Following the 1980 Iraqi invasion and the subsequent nine-year war (during which the United States largely backed Saddam Hussein), the country entered its darkest totalitarian period. When the war ended and a less bellicose administration was in office in Washington during the 1990s, some significant reforms took place within the regime under the moderate president Mohammad Khatami and his allies. However, under the George W. Bush administration -- which saw the U.S. invade two countries neighboring Iran, arm Kurdish and Baluchi rebels, reject significant offers of concessions on the nuclear issue and other U.S. concerns in return for normal relations, refuse negotiations, label the country part of the "axis of evil," and overtly call for "regime change" -- ultraconservative elements were able to reconsolidate their power.
Early in his administration, President Barack Obama rejected the bellicose neoconservative ideology of his predecessor and committed the United States to multilateralism and negotiations, and the Iranian people were emboldened to rise up for their freedom. Subsequently, however, as U.S. policy has hardened, clamor for change both within and outside the system has largely been silent.
The pattern is clear: A reduction in outside pressure increases the prospects for change, while an increase in foreign threats strengthens autocratic elements.
The big mistake by the United States in Vietnam was failing to recognize that the power of the Vietnamese revolutionaries came through their ability to rally the nationalist sentiments of their people. Like the communist leadership of Vietnam, the Islamist leaders of Iran have been quite successful in appealing to nationalism when they feel their country is unfairly targeted. Indeed, Iranians are among the most stridently nationalistic people in the world.

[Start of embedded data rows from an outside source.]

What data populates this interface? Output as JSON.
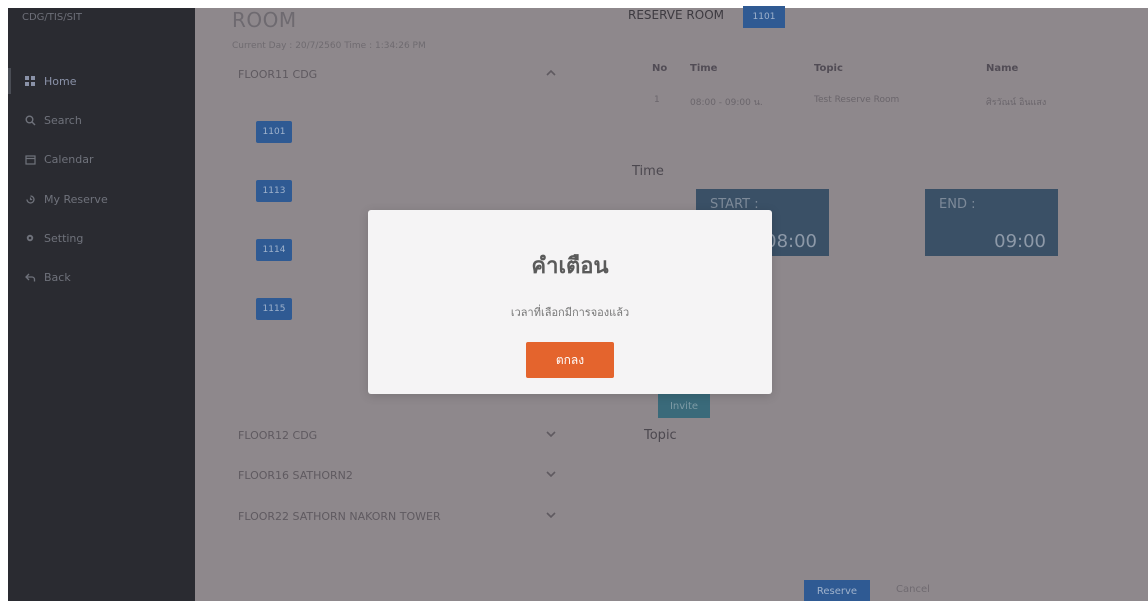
{
  "sidebar": {
    "brand": "CDG/TIS/SIT",
    "items": [
      {
        "label": "Home",
        "icon": "grid-icon"
      },
      {
        "label": "Search",
        "icon": "search-icon"
      },
      {
        "label": "Calendar",
        "icon": "calendar-icon"
      },
      {
        "label": "My Reserve",
        "icon": "history-icon"
      },
      {
        "label": "Setting",
        "icon": "gear-icon"
      },
      {
        "label": "Back",
        "icon": "back-arrow-icon"
      }
    ]
  },
  "main": {
    "title": "ROOM",
    "current": "Current   Day :  20/7/2560  Time :  1:34:26 PM"
  },
  "floors": [
    {
      "name": "FLOOR11 CDG",
      "expanded": true,
      "rooms": [
        "1101",
        "1113",
        "1114",
        "1115"
      ]
    },
    {
      "name": "FLOOR12 CDG",
      "expanded": false
    },
    {
      "name": "FLOOR16 SATHORN2",
      "expanded": false
    },
    {
      "name": "FLOOR22 SATHORN NAKORN TOWER",
      "expanded": false
    }
  ],
  "reserve": {
    "label": "RESERVE ROOM",
    "room": "1101",
    "table": {
      "headers": [
        "No",
        "Time",
        "Topic",
        "Name"
      ],
      "rows": [
        [
          "1",
          "08:00 - 09:00 น.",
          "Test Reserve Room",
          "ศิรวัณน์ อินแสง"
        ]
      ]
    },
    "time_label": "Time",
    "start_label": "START :",
    "start_value": "08:00",
    "end_label": "END :",
    "end_value": "09:00",
    "invite_label": "Invite",
    "topic_label": "Topic",
    "reserve_button": "Reserve",
    "cancel_link": "Cancel"
  },
  "modal": {
    "title": "คำเตือน",
    "message": "เวลาที่เลือกมีการจองแล้ว",
    "ok_button": "ตกลง"
  },
  "colors": {
    "overlay": "#8e888c",
    "sidebar": "#2a2b31",
    "primary": "#2f5a93",
    "time_box": "#3a5066",
    "modal_button": "#e4642d"
  }
}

Even Mousavi, Karroubi and other leaders in the Green Revolution support the current Iranian regime in its defiance of Western pressure regarding the country's nuclear program. Regardless of most Iranians' feelings about the regime, nationalist passions are inevitably stirred up as their country is placed under crippling economic sanctions over a nuclear program that has thus far been entirely peaceful. Even government critics note how nearby regional powers Israel, Pakistan and India -- which, like Iran, are in defiance of U.N. Security Council resolutions regarding their nuclear programs but have actually developed sizable arsenals of nuclear weapons -- are not being sanctioned and maintain close military and economic relations with the United States.
Iranians also observe how the United States spends nearly $900 billion annually on its military and military-related programs compared with only around $12 billion by Iran. Indeed, Iran's military budget is less than one-fifth that of the six pro-Western Arab monarchies on the other side of the Persian Gulf spend and substantially less than Israel or even the United Arab Emirates. Yet there is growing pressure on Obama to use military force to deal with the supposed Iranian "threat."
Obama continues to push for a diplomatic solution to prevent Iran from obtaining nuclear weapons, but he has not ruled out the use of military force. A large bipartisan majority of Congress has called on the president to use military force to prevent Iran from even developing the capability to produce nuclear weapons. Realizing that Obama probably won't launch a first strike himself, Congress is now pushing the administration to pledge to enter into a war with Iran in the event that Israeli Prime Minister Benjamin Netanyahu decides to ignore the advice of his top military and intelligence officials and launch an attack on Iran. Indeed, 87 senators have cosponsored a resolution calling on the United States to "stand with Israel and provide ... diplomatic, military, and economic support" in the event Israel initiates a war.
History has shown repeatedly that people -- regardless of their ideological orientation -- tend to rally around the flag if their country is under threat of attack. Current U.S. policy, then, only serves to strengthen the grip of Iran's autocratic rulers and weakens the ability of the opposition to mobilize for democratic change.
[Stephen Zunes is a professor of politics at the University of San Francisco.]